6. Nate Robertson - Florida Marlins (released) Nate Roberston is probably the most expensive guy on this list at $10 million in salary this year. And he got his 100 innings in there before the Marlins had seen enough and designated him. His stats are actually hidden a bit by an effective May. But in his eight last starts in June and July, he gave up nearly 7.5 runs per game. He just couldn't get anyone out during those eight starts and in July when the Marlins had seen enough, opponents had an .889 OPS against him. Valuation: -0.9.

7. Brian Bannister - Kansas City Royals. Bannister is a very popular player. He talks to fans and reporters. He writes well.
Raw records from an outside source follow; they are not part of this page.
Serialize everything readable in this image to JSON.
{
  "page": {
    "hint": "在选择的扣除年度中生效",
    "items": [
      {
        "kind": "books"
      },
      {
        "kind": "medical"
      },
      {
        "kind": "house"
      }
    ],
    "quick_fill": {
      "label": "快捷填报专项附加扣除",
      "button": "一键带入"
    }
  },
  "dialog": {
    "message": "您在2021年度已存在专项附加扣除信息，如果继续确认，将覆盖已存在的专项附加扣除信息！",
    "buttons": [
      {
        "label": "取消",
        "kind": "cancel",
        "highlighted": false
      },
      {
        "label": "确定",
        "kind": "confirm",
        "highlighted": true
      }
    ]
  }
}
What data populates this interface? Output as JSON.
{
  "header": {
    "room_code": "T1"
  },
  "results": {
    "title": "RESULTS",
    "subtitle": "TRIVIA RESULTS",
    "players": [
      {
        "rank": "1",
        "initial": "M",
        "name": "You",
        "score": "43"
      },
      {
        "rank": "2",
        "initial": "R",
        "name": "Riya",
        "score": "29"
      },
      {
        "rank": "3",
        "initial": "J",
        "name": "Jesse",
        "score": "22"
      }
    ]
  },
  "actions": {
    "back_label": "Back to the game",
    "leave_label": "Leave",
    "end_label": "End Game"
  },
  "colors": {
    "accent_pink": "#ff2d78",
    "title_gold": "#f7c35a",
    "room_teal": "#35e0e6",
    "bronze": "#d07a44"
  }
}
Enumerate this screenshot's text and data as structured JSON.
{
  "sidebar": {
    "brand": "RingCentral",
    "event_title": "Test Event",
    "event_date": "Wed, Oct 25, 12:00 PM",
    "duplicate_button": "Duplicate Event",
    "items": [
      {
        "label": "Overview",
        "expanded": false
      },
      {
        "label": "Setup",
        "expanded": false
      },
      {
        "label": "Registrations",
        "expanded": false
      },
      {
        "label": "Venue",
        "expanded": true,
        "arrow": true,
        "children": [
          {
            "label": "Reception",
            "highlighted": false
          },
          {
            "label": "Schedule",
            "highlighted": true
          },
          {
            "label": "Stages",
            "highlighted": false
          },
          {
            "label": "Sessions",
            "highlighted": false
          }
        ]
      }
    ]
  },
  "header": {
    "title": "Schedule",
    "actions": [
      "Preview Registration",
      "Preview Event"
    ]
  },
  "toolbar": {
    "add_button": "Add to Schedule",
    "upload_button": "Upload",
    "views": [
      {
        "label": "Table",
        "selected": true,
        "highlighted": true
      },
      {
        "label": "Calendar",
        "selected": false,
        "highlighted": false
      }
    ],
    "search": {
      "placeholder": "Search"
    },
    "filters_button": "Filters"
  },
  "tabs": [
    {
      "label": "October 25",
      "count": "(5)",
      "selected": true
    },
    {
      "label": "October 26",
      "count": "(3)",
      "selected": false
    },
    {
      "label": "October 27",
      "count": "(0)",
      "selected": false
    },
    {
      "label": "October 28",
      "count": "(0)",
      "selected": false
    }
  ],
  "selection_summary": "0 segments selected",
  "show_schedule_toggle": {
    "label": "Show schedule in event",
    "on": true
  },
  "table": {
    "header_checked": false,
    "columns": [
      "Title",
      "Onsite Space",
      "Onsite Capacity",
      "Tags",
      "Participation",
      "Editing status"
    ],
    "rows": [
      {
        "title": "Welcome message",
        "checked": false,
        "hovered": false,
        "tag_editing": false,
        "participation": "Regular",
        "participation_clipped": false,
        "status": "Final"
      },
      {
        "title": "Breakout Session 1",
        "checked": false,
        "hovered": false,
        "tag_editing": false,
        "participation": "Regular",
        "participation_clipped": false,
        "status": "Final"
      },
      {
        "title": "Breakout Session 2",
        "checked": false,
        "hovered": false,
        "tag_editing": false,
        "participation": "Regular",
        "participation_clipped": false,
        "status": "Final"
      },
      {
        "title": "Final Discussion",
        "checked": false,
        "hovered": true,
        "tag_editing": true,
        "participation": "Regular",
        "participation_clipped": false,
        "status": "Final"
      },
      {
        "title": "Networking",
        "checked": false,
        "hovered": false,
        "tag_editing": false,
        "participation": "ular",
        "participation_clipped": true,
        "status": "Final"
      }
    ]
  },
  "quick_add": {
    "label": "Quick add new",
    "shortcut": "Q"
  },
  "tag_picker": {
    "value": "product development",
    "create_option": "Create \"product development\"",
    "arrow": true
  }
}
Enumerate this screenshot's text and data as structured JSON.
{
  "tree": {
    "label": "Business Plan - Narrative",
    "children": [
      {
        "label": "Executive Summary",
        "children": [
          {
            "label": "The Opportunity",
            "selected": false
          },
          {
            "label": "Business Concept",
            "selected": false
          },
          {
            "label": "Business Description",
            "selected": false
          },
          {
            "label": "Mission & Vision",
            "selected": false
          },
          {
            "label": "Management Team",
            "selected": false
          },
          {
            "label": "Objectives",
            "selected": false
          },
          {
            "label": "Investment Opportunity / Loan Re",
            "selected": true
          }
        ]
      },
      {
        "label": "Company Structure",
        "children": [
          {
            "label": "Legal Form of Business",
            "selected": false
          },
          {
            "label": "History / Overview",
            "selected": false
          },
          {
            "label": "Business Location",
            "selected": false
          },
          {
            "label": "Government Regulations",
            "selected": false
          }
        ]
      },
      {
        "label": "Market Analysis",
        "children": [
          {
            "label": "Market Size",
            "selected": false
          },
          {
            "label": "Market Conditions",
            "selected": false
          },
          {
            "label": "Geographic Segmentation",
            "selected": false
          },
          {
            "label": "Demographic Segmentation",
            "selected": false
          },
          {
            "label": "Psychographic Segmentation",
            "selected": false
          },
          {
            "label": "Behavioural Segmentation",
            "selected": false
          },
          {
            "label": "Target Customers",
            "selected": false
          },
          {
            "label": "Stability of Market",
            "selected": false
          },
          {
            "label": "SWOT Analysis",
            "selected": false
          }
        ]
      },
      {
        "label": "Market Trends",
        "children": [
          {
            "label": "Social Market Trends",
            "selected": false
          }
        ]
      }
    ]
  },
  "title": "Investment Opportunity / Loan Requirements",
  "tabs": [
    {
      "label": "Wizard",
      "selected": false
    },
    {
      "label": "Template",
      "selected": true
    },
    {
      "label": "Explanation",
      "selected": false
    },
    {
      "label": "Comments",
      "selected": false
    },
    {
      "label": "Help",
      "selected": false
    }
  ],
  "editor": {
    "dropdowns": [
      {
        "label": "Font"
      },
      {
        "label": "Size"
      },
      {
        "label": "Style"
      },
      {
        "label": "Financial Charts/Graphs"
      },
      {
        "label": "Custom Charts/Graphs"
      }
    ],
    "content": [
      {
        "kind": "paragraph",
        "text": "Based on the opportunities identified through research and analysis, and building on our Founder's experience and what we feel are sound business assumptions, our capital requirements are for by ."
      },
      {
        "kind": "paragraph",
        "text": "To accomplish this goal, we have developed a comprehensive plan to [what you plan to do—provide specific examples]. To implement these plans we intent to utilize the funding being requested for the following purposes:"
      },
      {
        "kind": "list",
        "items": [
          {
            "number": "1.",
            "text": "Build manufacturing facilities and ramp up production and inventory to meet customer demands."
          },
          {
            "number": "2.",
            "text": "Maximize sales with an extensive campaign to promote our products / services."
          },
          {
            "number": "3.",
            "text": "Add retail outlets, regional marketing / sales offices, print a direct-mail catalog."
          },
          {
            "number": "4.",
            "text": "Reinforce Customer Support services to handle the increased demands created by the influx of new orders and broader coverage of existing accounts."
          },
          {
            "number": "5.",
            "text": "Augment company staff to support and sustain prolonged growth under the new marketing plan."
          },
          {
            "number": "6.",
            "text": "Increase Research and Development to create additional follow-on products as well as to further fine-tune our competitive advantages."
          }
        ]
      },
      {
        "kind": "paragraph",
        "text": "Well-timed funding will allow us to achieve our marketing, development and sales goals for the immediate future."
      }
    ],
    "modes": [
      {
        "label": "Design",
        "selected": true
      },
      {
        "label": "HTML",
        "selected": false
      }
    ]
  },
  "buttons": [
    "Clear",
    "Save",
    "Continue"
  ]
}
He's very smart. he just doesn't get good results when he pitches. His ERA is close to 6. His WHIP is close to 1.6. His HRs/9 is 1.7. All numbers that would safely entrench him on this list no matter how smart and popular he is. Valuation: -0.8

8. Kevin Correia - San Diego Padres. Correia will tease you with a good start now and then, but over all, he's been terrible. He had another bad outing against the Brewers on Saturday night lasting only 4.1 innings. That's the trouble with Correia. He throws just enough good games to make you think he should keep getting the ball, but he shouldn't. His valuation is -0.8. His walks are up thise year as is his homer rate per nie.

9. Brad Bergesen - Baltimore Orioles. Bergesen has actually pitched well of late since Buck Showalter took over. He showed great promise last year. But this year has been a real mess. His ERA is close to 6. His WHIP is close to 1.6. His HR/9 rate is 1.5. Bergesen doesn't strike enough guys out to help himself. Perhaps he's turned a corner now. Valuation: -0.7

10. David Bush - Milwaukee Brewers. Bush had a good June and if it wasn't for that, his numbers would be really bad. They are bad enough with a WHIP over 1.5. He is walking more batters per nine this year than in previous years while striking out less. Not a good combination. His ERA at 4.63 is much better than it should be. He is pitching much the same as last year when he had an ERA+ of only 63 but he seems to be much luckier this year. Still, his valuation by B-R is -0.7.

There you have it. The worst starting pitchers in the majors this season (so far).

1 comment:

Josh Borenstein said...

I think Masterson will eventually put it all together, but he might be better suited for the bullpen.